In May 2001, a group of men attempted to cross the border into the desert of southern Arizona, through the deadliest region of the continent, a place called the Devil's Highway. Fathers and sons, brothers and strangers, entered a desert so harsh and desolate that even the Border Patrol is afraid to travel through it.
For hundreds of years, men have tried to conquer this land, and for hundreds of years the desert has stolen their souls and swallowed their blood. Along the Devil's Highway, days are so hot that dead bodies naturally mummify almost immediately. And that May, twenty-six men went in.
Twelve came back out.
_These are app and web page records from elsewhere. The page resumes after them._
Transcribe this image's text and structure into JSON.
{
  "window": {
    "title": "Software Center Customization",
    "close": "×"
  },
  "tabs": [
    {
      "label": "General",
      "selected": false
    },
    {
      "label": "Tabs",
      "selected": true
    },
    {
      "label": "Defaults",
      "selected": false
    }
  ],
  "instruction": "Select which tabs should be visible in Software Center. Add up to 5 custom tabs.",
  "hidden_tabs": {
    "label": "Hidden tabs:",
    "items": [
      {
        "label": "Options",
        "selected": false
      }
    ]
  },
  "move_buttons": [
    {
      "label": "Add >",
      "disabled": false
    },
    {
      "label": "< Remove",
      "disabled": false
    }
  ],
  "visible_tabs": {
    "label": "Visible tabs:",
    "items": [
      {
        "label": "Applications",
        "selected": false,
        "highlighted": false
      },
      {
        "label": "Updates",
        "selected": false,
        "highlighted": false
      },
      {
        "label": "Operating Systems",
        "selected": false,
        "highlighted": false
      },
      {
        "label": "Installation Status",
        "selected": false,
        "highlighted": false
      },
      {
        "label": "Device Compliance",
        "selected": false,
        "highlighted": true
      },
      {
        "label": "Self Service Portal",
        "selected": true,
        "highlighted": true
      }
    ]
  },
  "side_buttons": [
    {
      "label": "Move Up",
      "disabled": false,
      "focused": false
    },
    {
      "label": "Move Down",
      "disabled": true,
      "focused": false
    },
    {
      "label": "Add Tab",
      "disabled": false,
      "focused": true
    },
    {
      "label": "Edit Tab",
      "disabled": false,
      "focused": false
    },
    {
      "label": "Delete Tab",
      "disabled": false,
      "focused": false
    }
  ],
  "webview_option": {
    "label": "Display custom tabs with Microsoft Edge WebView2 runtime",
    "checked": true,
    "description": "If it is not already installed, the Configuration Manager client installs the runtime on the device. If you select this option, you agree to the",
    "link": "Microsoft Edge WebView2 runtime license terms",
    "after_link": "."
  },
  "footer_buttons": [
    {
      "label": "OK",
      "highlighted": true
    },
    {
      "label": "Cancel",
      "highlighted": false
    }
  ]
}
Now, Luis Alberto Urrea tells the story of this modern odyssey. He takes us back to the small towns and unpaved cities south of the border, where the poor fall prey to dreams of a better life and the sinister promises of smugglers. We meet the men who will decide to make the crossing along the Devil's Highway and, on the other side of the border, the men who are ready to prevent them from reaching their destination. Urrea reveals exactly what happened when the twenty-six headed into the wasteland, and how they were brutally betrayed by the one man they had trusted most. And from that betrayal came the inferno, a descent into the world of cactus spines, labyrinths of sand, mountains shaped like the teeth of a shark, and a screaming sun so intense that even at midnight the temperature only drops to 97 degrees. And yet, the men would not give up. The Devil's Highway is a story of astonishing courage and strength, of an epic battle against circumstance. These twenty-six men would look the Devil in the eyes—and some of them would not blink.
Spectacularly written, The Devil's Highway is a great leap forward for one of America's finest writers, a trip to hell and back that is not only an astonishing piece of investigative reporting but also a literary tour de force.
Published in 2004
By Little, Brown and Company